Italian Salad Dressing
This is so much better than the commercial stuff. So much better. As part of my lunch I often have one-half of an avacado, sliced, and top it with some Italian Salad Dressing.
1 tsp granulated garlic
1 tsp sea salt
1 tsp Italian Seasoning
1/4 tsp black pepper
1 pinch stevia (equivalent to 1 tbsp sugar, see Resources)
1 tsp Stone Ground or Whole Grain Mustard
3 tbsps apple cider vinegar
3/4 cup canola oil
Place ingredients, in order listed, in a narrow container designed for a stick blender. With a knife reach down and nudge the dollop of mustard towards the center. Lower the blender's blade to the bottom of the container positioning it over the mustard. Turn on the blender and keep the blade fixed to the bottom, moving it in a circular motion, while emulsion starts creeping up the sides. When the emulsion stops creeping up the sides slowly raise the blender while continuing to move it in a circular motion to incorporate new material. When done transfer the dressing to a salad dressing shaker and refrigerate.
Mustard adds flavor and facilitates emulsification that will last for weeks. The classic way to create an emulsion is to slowly drizzle oil into a bowl while mixing with a whisk. By introducing oil to acidic ingredients a little at a time the oil and acid emulsify. If oil is introduced too fast emulsification does not take place and you are left with a soupy liquid. In this recipe we limit the introduction of oil by mixing in a narrow container and slowly raising the stick blender.
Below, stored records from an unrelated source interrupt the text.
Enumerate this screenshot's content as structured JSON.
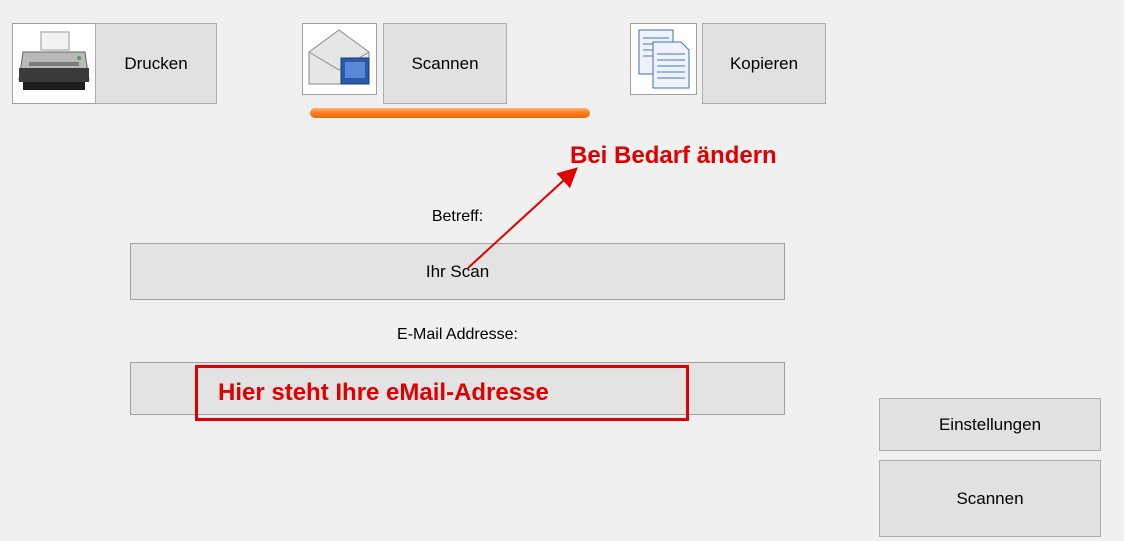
{
  "toolbar": {
    "print_label": "Drucken",
    "scan_label": "Scannen",
    "copy_label": "Kopieren"
  },
  "form": {
    "subject_label": "Betreff:",
    "subject_value": "Ihr Scan",
    "email_label": "E-Mail Addresse:",
    "email_value": ""
  },
  "actions": {
    "settings_label": "Einstellungen",
    "scan_label": "Scannen"
  },
  "annotations": {
    "change_hint": "Bei Bedarf ändern",
    "email_hint": "Hier steht Ihre eMail-Adresse",
    "color": "#e00000"
  },
  "active_tab": "scan",
  "accent_color": "#ff7a1a",
  "icons": [
    "printer-icon",
    "mail-scan-icon",
    "documents-copy-icon"
  ]
}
Olive oil, even pure olive oil intended for cooking, contains particles that will break up when subjected to the sharp blades of a blender. This produces a bitter taste so olive oil is best avoided for this recipe.
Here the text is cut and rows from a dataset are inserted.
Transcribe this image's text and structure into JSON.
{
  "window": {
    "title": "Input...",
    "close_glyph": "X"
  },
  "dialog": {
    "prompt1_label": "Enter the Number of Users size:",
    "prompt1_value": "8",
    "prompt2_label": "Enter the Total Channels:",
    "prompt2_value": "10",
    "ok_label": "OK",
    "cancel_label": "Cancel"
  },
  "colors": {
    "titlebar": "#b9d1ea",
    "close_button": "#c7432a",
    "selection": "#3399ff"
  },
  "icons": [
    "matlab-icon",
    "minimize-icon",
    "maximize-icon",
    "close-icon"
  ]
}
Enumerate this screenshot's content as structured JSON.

The following summarizes the carbohydrate and fat content for 1 tbsp of salad dressing in grams.
sfa pufa mufa tfa Carbs Protein 1 3 6 10 0 0
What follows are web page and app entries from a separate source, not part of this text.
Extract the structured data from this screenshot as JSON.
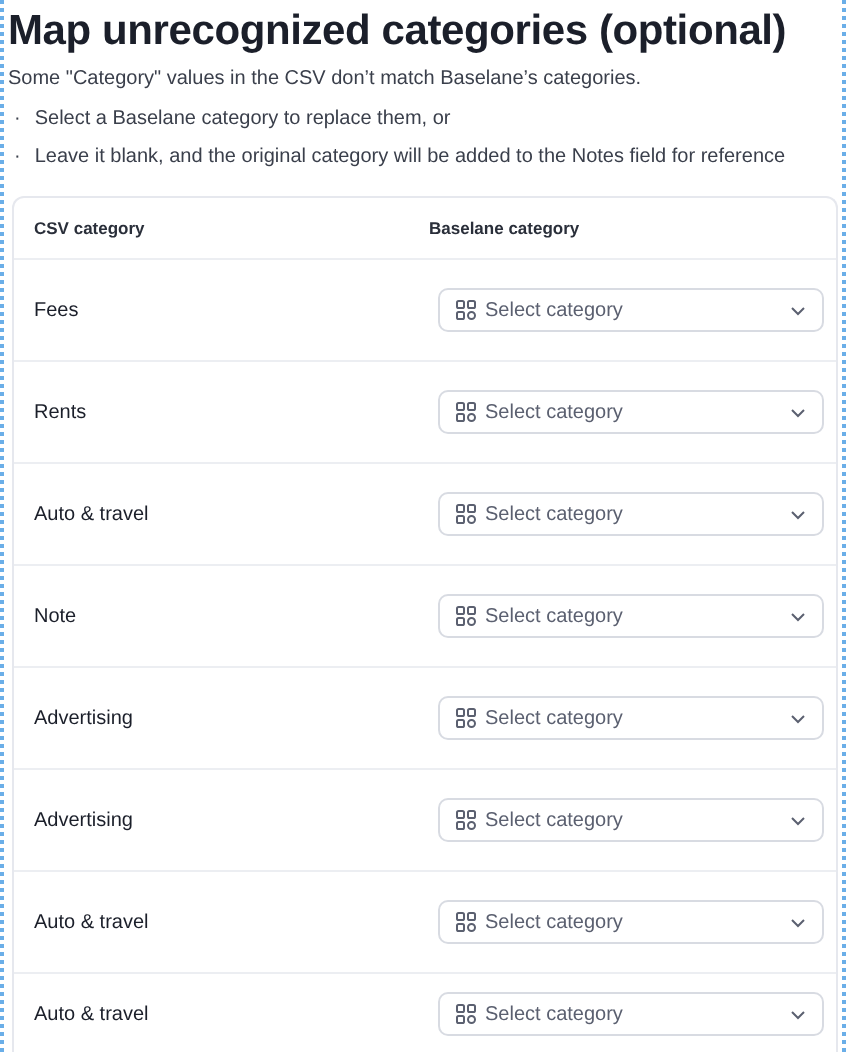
{
  "title": "Map unrecognized categories (optional)",
  "description": "Some \"Category\" values in the CSV don’t match Baselane’s categories.",
  "bullets": [
    {
      "marker": "·",
      "text": "Select a Baselane category to replace them, or"
    },
    {
      "marker": "·",
      "text": "Leave it blank, and the original category will be added to the Notes field for reference"
    }
  ],
  "table": {
    "columns": [
      "CSV category",
      "Baselane category"
    ],
    "rows": [
      {
        "csv_category": "Fees",
        "placeholder": "Select category"
      },
      {
        "csv_category": "Rents",
        "placeholder": "Select category"
      },
      {
        "csv_category": "Auto & travel",
        "placeholder": "Select category"
      },
      {
        "csv_category": "Note",
        "placeholder": "Select category"
      },
      {
        "csv_category": "Advertising",
        "placeholder": "Select category"
      },
      {
        "csv_category": "Advertising",
        "placeholder": "Select category"
      },
      {
        "csv_category": "Auto & travel",
        "placeholder": "Select category"
      },
      {
        "csv_category": "Auto & travel",
        "placeholder": "Select category"
      }
    ]
  }
}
sfa (saturated fat), mufa (monounsaturated fat), pufa (polyunsaturated fat), tfa (total fat)